* **WORK INSTRUCTIONS**
Please could you give again the lines from the one holding "Extract the structured" through the final line of the data below, exactly, with no other lines?

Data about app and page elements
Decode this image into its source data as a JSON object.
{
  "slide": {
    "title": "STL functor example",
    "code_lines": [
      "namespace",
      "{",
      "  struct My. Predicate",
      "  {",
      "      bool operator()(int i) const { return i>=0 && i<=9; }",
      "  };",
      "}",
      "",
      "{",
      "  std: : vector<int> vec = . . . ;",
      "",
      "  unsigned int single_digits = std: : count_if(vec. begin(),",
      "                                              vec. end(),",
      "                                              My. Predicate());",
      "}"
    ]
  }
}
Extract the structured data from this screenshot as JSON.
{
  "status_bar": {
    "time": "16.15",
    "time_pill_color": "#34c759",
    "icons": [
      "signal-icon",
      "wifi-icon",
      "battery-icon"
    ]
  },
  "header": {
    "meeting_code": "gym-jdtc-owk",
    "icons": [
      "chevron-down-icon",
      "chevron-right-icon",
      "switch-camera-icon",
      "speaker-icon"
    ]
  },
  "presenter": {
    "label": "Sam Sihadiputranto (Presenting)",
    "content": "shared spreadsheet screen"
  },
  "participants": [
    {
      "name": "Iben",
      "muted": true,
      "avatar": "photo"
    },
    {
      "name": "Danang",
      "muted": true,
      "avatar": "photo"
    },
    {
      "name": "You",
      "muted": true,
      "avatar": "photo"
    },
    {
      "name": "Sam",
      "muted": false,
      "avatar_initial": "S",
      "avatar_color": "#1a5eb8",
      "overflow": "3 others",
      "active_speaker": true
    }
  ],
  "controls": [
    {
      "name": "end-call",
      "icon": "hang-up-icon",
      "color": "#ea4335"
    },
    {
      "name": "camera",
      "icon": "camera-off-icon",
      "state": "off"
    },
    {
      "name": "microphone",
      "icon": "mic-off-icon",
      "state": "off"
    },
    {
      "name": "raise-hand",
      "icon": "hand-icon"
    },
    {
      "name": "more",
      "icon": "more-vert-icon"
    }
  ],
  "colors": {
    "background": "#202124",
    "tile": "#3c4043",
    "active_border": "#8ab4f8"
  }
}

* **OUTPUT FOR THIS EXERCISE**
Extract the structured data from this screenshot as JSON.
{
  "status_bar": {
    "time": "16.15",
    "time_pill_color": "#34c759",
    "icons": [
      "signal-icon",
      "wifi-icon",
      "battery-icon"
    ]
  },
  "header": {
    "meeting_code": "gym-jdtc-owk",
    "icons": [
      "chevron-down-icon",
      "chevron-right-icon",
      "switch-camera-icon",
      "speaker-icon"
    ]
  },
  "presenter": {
    "label": "Sam Sihadiputranto (Presenting)",
    "content": "shared spreadsheet screen"
  },
  "participants": [
    {
      "name": "Iben",
      "muted": true,
      "avatar": "photo"
    },
    {
      "name": "Danang",
      "muted": true,
      "avatar": "photo"
    },
    {
      "name": "You",
      "muted": true,
      "avatar": "photo"
    },
    {
      "name": "Sam",
      "muted": false,
      "avatar_initial": "S",
      "avatar_color": "#1a5eb8",
      "overflow": "3 others",
      "active_speaker": true
    }
  ],
  "controls": [
    {
      "name": "end-call",
      "icon": "hang-up-icon",
      "color": "#ea4335"
    },
    {
      "name": "camera",
      "icon": "camera-off-icon",
      "state": "off"
    },
    {
      "name": "microphone",
      "icon": "mic-off-icon",
      "state": "off"
    },
    {
      "name": "raise-hand",
      "icon": "hand-icon"
    },
    {
      "name": "more",
      "icon": "more-vert-icon"
    }
  ],
  "colors": {
    "background": "#202124",
    "tile": "#3c4043",
    "active_border": "#8ab4f8"
  }
}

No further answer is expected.